How does the Singapore Literature Prize contribute to raising Singapore's profile as a centre of publishing? 

Books can be eligible even if they are not published in Singapore, and the award system is geared to grow both to include books published throughout Asia, and also to include a larger number of categories and languages than at present.

Other than administering the Singapore Literature Prize, what else is the National Book Development Council doing to promote publishing in Singapore?

In order to serve as an effective centre of Asian content, we need to develop our translation resources so that Asian content in other languages can be translated into English and published in Singapore. Such translated works could be more easily marketed in the region and beyond than could books in Asian languages.  We are planning to set up a translation centre to facilitate translation of literary works into different languages.  We have also upgraded our established training body, the Academy of Literary Arts and Publishing, to develop the skills of those in the local publishing industry. 

Doesn’t the City-State’s small size and small books market limit its ambitions?

No. We publish for the world. For instance, each year we organise the Asian Festival of Children’s Content. This brings together content creators and producers, publishers, teachers, librarians and anyone interested in quality Asian content for children. The Festival carries the slogan: Asian Content for the World’s Children.  But it’s not just children’s publishing, we want all our local publishers to publish beyond the region to the world market, as do publishing houses in the US and the UK.

Have you learned from other small countries, which have had a big literary impact?  I'm thinking of Ireland.

We have not only studied Ireland, but also Israel and New Zealand, countries whose writers and creative people have made an impact on the rest of the world. The great advantage these countries have over us is a longer tradition of literature and a culture of publishing.

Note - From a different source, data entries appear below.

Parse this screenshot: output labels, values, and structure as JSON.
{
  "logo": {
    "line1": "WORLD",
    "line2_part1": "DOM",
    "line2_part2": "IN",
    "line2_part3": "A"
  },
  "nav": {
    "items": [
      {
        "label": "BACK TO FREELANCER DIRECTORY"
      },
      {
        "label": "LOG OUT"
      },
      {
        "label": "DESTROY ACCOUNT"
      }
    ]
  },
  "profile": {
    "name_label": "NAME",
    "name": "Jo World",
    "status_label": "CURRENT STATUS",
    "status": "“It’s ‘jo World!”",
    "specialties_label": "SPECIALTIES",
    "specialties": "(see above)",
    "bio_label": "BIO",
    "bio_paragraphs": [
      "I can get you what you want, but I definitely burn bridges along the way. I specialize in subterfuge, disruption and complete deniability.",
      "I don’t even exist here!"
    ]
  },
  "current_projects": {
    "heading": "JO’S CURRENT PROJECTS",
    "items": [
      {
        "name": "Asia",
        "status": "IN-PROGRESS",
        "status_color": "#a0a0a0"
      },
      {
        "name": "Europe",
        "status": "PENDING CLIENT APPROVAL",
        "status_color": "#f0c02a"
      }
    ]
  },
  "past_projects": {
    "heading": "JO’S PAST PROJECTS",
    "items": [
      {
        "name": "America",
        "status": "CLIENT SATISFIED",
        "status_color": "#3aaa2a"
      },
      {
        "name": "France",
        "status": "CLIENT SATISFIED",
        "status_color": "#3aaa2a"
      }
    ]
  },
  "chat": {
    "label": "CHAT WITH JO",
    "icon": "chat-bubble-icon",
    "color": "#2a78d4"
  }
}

Singapore is a migrant state, and a relatively new one, and even though our fathers and forefathers came from nations with rich cultural traditions – China, India, the Malay world - they migrated for materially better lives. Singapore’s early years were essentially spent on day-to-day matters and economic concerns were predominant. Since independence, after 50 years of post-colonial development, cultural interests have come to the fore. The growth of libraries, museums, art galleries, performing art centres, and a host of other services have emphasised the importance of the arts.

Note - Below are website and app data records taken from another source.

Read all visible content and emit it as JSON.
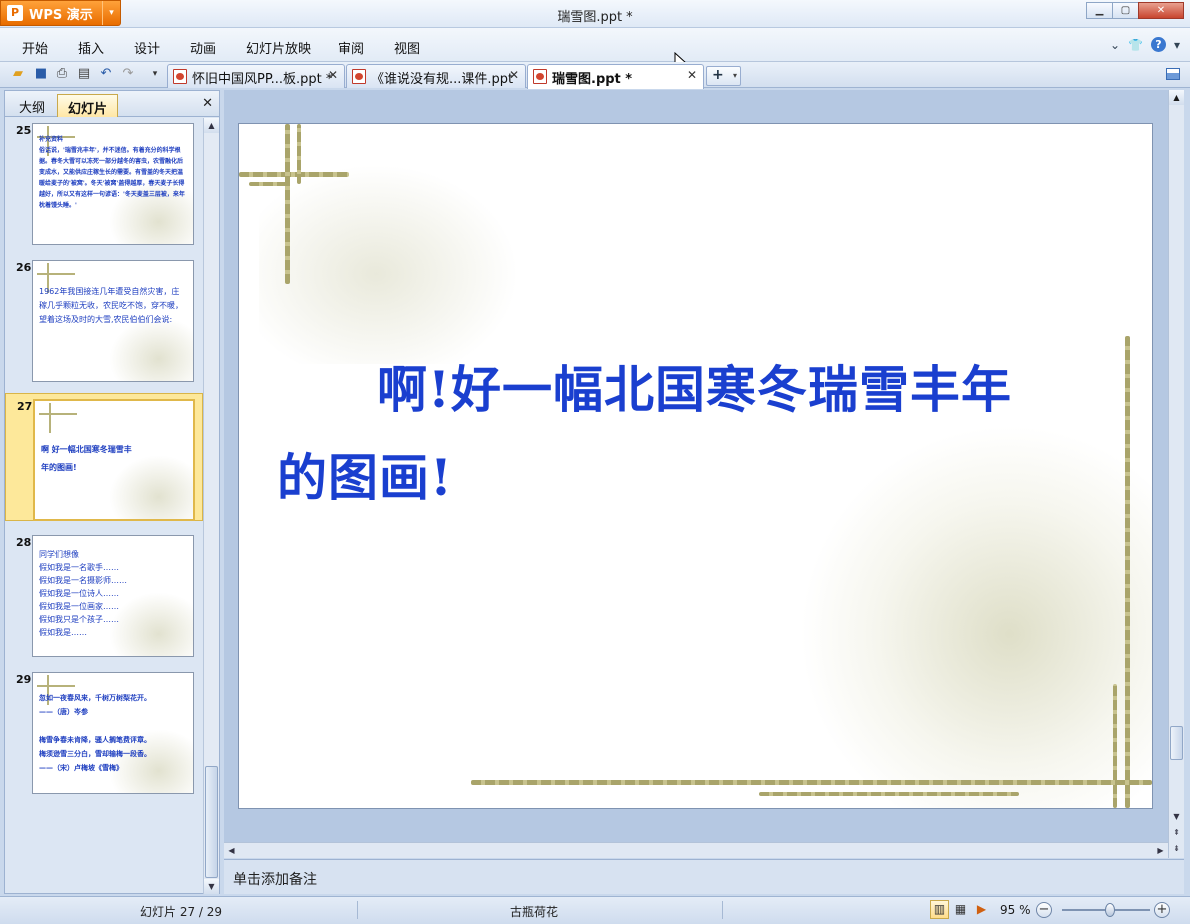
{
  "app": {
    "name": "WPS 演示",
    "title": "瑞雪图.ppt *"
  },
  "menu": [
    "开始",
    "插入",
    "设计",
    "动画",
    "幻灯片放映",
    "审阅",
    "视图"
  ],
  "tabs": [
    {
      "label": "怀旧中国风PP...板.ppt *"
    },
    {
      "label": "《谁说没有规...课件.ppt"
    },
    {
      "label": "瑞雪图.ppt *"
    }
  ],
  "pane": {
    "tab_outline": "大纲",
    "tab_slides": "幻灯片"
  },
  "thumbnails": [
    {
      "num": "25",
      "text": "补充资料\n  俗话说，'瑞雪兆丰年'，并不迷信。有着充分的科学根据。春冬大雪可以冻死一部分越冬的害虫，农雪融化后变成水，又能供应庄稼生长的需要。有雪盖的冬天把温暖给麦子的'被窝'。冬天'被窝'盖得越厚，春天麦子长得越好，所以又有这样一句谚语：'冬天麦盖三层被，来年枕着馒头睡。'"
    },
    {
      "num": "26",
      "text": "  1962年我国接连几年遭受自然灾害，庄稼几乎颗粒无收，农民吃不饱，穿不暖，望着这场及时的大雪,农民伯伯们会说:"
    },
    {
      "num": "27",
      "text": "   啊 好一幅北国寒冬瑞雪丰\n年的图画!"
    },
    {
      "num": "28",
      "text": "同学们想像\n假如我是一名歌手……\n假如我是一名摄影师……\n假如我是一位诗人……\n假如我是一位画家……\n假如我只是个孩子……\n假如我是……"
    },
    {
      "num": "29",
      "text": "忽如一夜春风来，千树万树梨花开。\n           ——（唐）岑参\n\n梅雪争春未肯降，骚人搁笔费评章。\n梅须逊雪三分白，雪却输梅一段香。\n        ——（宋）卢梅坡《雪梅》"
    }
  ],
  "slide": {
    "title": "啊!好一幅北国寒冬瑞雪丰年的图画!"
  },
  "notes_placeholder": "单击添加备注",
  "status": {
    "slide_counter": "幻灯片 27 / 29",
    "theme": "古瓶荷花",
    "zoom": "95 %",
    "zoom_level": 0.55
  }
}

Okay, but are Singapore’s publishing ambitions driven by commerce, or culture?
Singapore has always been a commercial city and it will continue to be. But great commercial cities also emerge as centres of culture. Take London and New York in the present day, and Alexandria and Venice in earlier times. All are great examples of cities that are or were centres of the arts made possible by their commercial wealth. While commerce and banking are the foundations of wealth in Singapore, it has also realised the important part culture plays in people’s lives and is committed to nurture Singapore as a global city of the arts. The government has spent billions developing arts infrastructure, for example setting up the National Arts Council, the Media Development Authority, the School of the Arts, LaSalle College of the Arts, and the Nanyang Academy of Fine Arts, to train, nurture and support creative talent.

An international publishing industry needs an international rights marketplace. Are there any plans for Singapore to develop a books fair and rights market?  
Yes, the Singapore Book Publishers Association is planning to set up such a fair. The Book Council hopes to be involved in this effort. Meanwhile, the Book Council has developed a marketplace for children’s contents called Media Mart as part of the Asian Festival of Children’s Content. We want Media Mart to become known as the foremost regional rights fair for children’s content.